**TASK TO CARRY OUT**
From the entries below, report only the number of lines that contain the word "Resume".

**EXTRACTED INFORMATION**
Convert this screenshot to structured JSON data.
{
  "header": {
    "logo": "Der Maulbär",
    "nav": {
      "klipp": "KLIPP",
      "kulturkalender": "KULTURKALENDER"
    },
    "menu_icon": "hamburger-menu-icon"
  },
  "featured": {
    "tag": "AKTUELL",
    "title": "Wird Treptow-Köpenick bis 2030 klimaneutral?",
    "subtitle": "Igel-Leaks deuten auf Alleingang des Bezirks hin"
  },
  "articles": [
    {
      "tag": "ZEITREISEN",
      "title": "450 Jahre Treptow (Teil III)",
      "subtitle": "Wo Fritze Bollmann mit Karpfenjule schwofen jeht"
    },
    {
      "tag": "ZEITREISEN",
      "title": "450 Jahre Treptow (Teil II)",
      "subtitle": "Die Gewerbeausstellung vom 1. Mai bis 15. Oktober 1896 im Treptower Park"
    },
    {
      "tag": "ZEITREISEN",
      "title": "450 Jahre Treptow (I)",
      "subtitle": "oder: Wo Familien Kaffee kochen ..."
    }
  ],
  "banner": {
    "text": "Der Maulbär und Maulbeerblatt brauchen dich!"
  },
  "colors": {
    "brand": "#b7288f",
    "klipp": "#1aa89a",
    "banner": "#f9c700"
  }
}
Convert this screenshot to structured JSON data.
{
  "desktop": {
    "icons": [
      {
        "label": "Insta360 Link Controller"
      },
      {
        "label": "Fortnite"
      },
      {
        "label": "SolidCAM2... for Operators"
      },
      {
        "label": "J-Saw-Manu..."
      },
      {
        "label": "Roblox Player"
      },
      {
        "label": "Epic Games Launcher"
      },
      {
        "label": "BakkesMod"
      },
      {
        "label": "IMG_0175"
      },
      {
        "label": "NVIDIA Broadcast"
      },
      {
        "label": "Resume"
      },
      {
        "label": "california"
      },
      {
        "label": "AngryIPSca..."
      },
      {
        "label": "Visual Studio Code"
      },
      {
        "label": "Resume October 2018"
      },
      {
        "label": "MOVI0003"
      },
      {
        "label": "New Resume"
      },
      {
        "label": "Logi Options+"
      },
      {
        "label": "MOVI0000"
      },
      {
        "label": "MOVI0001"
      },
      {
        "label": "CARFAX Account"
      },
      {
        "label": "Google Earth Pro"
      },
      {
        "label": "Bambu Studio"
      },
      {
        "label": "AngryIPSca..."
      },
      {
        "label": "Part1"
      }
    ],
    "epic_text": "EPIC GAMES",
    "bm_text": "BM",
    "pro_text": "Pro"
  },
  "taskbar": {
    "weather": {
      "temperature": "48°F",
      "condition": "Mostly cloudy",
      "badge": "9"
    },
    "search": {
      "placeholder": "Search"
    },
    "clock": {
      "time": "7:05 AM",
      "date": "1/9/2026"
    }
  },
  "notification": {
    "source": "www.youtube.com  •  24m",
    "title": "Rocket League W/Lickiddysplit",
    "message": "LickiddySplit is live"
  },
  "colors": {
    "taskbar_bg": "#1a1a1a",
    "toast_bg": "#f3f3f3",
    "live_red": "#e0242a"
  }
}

**TASK ANSWER**
3